intersection and difference, when applied to IndexedSet(s) and RankedSet(s) return an OrderedSet as a result. This result can be explicitly converted to other types of sets when needed.

Union returns the same type as the one to which it is applied. Thus, for example, union of two (unordered) Sets will produce another unordered Set (just their concatenation).

Trait MutSetOps

Here 'm' in the methods' names stands for 'mutable'. They overwrite the mutable set to which they are applied with the result. Thus they are not functional but in the context of handling large vectors, they are often simpler and more efficient. At the price of destroying the previous contents of self, of course.

Implements the following methods for all four types of sets:

pub trait MutSetOps<T> {
    /// reverses the vector of explicit sets and index of indexed sets
    fn mreverse(&mut self);
    /// Deletes any repetitions
    fn mnonrepeat(&mut self); 
    /// Union of two sets of the same type
    fn munion(&mut self, s: &Self);
    /// Intersection of two sets of the same type
    fn mintersection(&mut self, s: &Self);
    /// Removing s from self (i.e. self-s)
    fn mdifference(&mut self, s: &Self);

Release Notes (Latest First)

Version 1.0.5 - Documentation improvements.

Version 1.0.4 - nonrepeat now always returns an OrderedSet. Clarified settest.

Version 1.0.3 - updated to be compatible with indxvec version 1.2.1. Improved munion.

Version 1.0.2 - some changes to printing to reflect changes to indxvec.

Version 1.0.1 - some tidying up of code, no changes of functionality.

Version 1.0.0 - stable version with some minor improvements to README.md (this document). Updated to indxvec = "^1" and Rust edition 2021.

Version 0.1.8 - infsup now returns Struct MinMax (defined in crate sets).

Version 0.1.7 - just some cosmetic cleaning up. No change of functionality from the previous version.

Version 0.1.6 - implemented MutSetOps for all set types and added some tests.

Version 0.1.5 - implemented SetOps for RankedSet, making the implementations now complete. Future work: adding mutable sets.

Version 0.1.4 - updated readme, implemented SetOps for IndexedSet.

Version 0.1.3 - fixed readme typos, improved tests, implemented SetOps for OrderedSet.

Version 0.1.2 - implemented SetOps trait for Struct Set. The other three Structs will follow in the next versions.

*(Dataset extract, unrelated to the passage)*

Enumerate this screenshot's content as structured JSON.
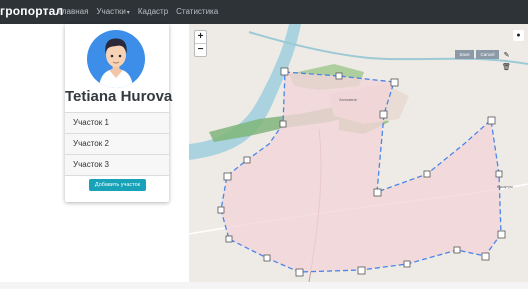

Version 0.1.1 - competed the associated functions for all initiations and conversions of the four set Structs.

Version 0.1.0 - first version, includes creation and conversions of the Structs representing the four types of sets.